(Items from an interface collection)
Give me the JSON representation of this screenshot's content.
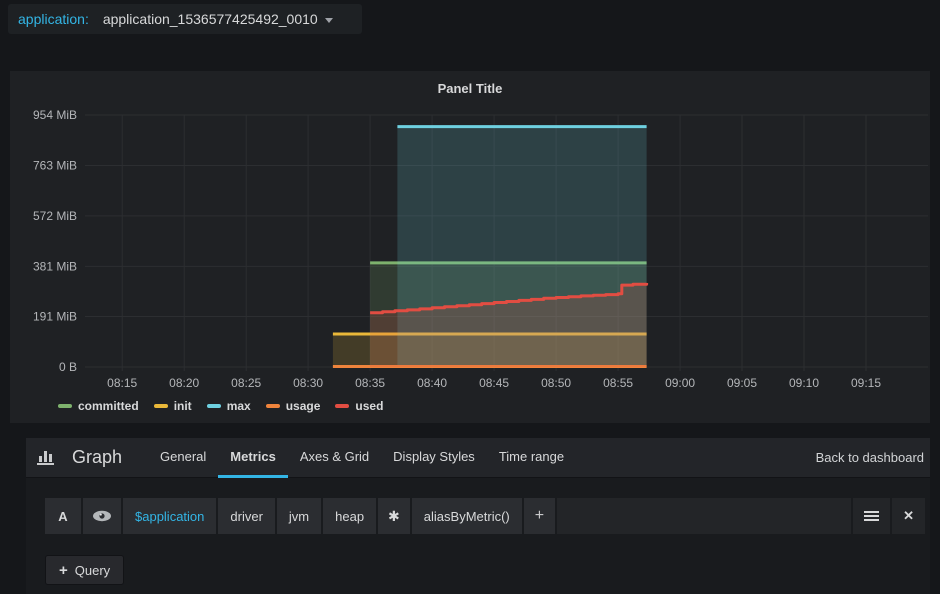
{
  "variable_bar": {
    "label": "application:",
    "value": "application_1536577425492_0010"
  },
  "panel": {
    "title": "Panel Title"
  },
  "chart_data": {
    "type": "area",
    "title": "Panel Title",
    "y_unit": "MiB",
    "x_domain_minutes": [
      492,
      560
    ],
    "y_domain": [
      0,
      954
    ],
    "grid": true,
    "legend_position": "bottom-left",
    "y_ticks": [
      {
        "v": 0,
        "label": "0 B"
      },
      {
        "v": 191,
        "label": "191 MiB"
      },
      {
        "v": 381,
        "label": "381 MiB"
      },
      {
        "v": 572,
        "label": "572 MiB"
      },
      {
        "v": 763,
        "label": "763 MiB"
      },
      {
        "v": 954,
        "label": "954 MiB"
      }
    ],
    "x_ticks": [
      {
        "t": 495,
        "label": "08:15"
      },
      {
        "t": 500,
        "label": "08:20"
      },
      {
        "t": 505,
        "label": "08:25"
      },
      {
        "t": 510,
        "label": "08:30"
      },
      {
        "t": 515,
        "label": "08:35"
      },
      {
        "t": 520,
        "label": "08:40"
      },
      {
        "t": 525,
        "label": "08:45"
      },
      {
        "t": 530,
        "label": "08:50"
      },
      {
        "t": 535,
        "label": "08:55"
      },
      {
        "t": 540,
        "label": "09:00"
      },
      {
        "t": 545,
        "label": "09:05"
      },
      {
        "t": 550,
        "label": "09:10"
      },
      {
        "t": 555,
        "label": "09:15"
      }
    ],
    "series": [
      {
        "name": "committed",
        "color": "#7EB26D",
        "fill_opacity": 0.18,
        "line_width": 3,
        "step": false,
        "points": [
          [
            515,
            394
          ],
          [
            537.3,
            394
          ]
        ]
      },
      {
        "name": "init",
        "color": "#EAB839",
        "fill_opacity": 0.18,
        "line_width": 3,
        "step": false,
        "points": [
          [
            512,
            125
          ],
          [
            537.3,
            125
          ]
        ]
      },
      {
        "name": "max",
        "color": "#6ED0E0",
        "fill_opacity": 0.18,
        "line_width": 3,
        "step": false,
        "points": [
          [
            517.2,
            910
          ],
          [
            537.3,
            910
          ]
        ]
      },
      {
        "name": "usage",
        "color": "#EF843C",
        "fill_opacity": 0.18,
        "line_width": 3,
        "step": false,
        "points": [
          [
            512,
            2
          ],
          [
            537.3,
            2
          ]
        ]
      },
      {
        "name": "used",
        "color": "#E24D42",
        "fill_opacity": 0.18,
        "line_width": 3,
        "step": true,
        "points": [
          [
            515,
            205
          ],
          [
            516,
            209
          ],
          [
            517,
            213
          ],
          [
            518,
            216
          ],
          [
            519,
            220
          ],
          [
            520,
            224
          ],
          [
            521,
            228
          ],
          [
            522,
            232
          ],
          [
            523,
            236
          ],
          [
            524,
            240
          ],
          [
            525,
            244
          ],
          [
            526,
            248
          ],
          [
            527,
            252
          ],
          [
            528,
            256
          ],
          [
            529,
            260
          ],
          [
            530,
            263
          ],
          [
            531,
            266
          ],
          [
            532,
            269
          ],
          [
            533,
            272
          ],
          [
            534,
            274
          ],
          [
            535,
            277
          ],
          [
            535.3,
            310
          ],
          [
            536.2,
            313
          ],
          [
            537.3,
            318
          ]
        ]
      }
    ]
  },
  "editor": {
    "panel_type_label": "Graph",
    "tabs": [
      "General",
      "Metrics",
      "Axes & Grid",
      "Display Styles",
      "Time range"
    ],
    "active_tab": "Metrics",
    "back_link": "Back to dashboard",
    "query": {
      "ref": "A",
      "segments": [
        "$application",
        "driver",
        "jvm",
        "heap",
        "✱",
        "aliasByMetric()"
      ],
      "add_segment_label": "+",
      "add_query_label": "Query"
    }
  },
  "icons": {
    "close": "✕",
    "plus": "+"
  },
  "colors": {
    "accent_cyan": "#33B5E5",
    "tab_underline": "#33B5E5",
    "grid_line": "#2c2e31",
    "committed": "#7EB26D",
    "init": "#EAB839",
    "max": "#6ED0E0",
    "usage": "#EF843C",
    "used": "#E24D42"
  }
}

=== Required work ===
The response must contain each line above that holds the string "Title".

=== Answer for this exercise ===
    "title": "Panel Title"
    "title": "Panel Title",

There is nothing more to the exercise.